When a company brings in a new product, the marketing team has the huge responsibility of planning how to position the product and what kind of pricing tactic to use. They consider several factors – the target customer, the price point, the psychological image, as well as the marketing budget. Some marketing teams might think that initially, a low price would work well so that the market can be penetrated. While on the other end of the scale, the marketing team might decide to set up a high premium price. Marketing teams expect consumers to consider that the brand by itself would be enough to show them that the product is better than others.
Such a tactic can bring in high-profit margins and create a tough barrier for competitor entry. It’ll also enhance the brand value.
Now, that you know what premium pricing is – let’s make it clearer with some examples –

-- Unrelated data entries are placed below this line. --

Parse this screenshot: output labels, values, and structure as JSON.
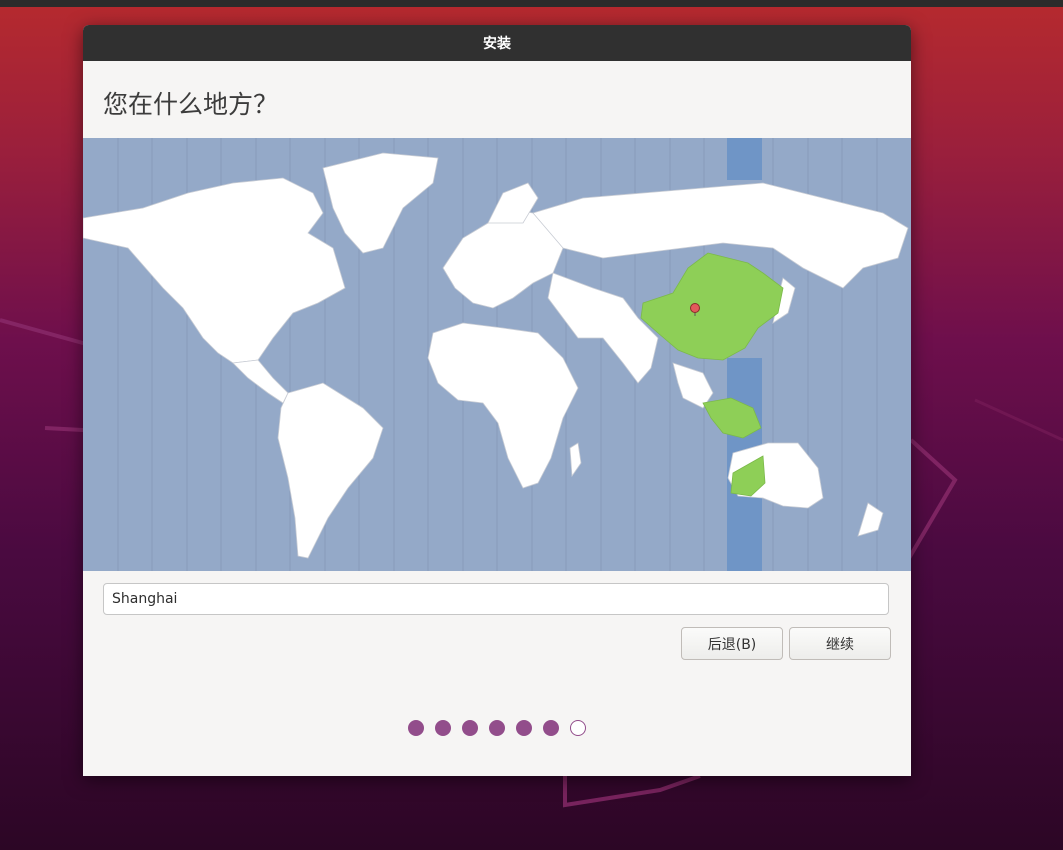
{
  "window": {
    "title": "安装"
  },
  "page": {
    "heading": "您在什么地方？"
  },
  "map": {
    "selected_timezone_region": "Asia",
    "marker_city": "Shanghai"
  },
  "location_input": {
    "value": "Shanghai"
  },
  "buttons": {
    "back_label": "后退(B)",
    "continue_label": "继续"
  },
  "progress": {
    "total_steps": 7,
    "completed_steps": 6
  },
  "colors": {
    "ocean": "#94a9c8",
    "land": "#ffffff",
    "selected_region": "#8ecf57",
    "timezone_band": "#6f95c6",
    "accent": "#924d8b"
  }
}
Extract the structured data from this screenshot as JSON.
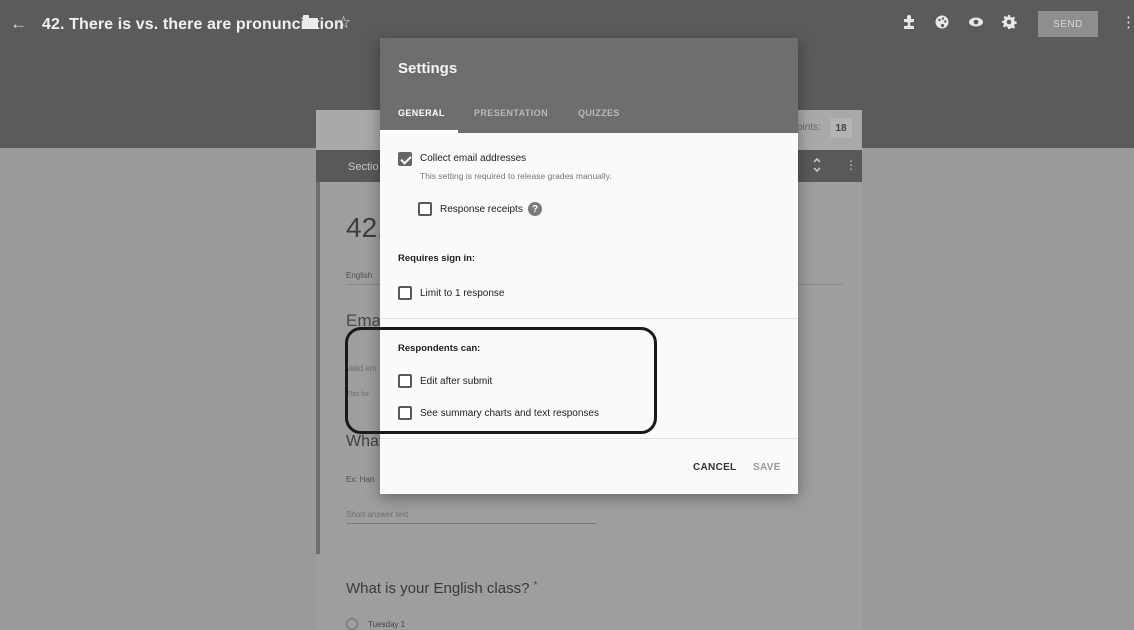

Premium pricing works well if the product is newly introduced in the market. It also is a good idea for small businesses when they have unique products to introduce, and they expect to differentiate their product with the right kind of image. With premium pricing, consumers naturally comprehend that the product is a luxury item and is maybe an exclusive design with high quality. The seller of such products can also create exclusivity of the product by limiting the numbers available in the market. They can also make it a little tough on competitors by taking some legal steps so that similar products do not appear in the market. Also, copyright or patent on the design or any unique feature makes it difficult for similar competitor products entering the market.
It’s natural to point towards the competition’s weak points. However, when a company takes up premium pricing, they should be concentrating on making their product worth that high price. The product genuinely needs money, time, and effort to make it worthwhile. Every tactic naturally has its pros and cons. So does premium pricing! Let’s take a look at them and then see for yourself whether it would suit your company or not –
It is quite natural to concentrate on the competition’s weaknesses. However, premium pricing can work well only if the product is made worth the price. The consumer will need to be convinced that the product is worth it.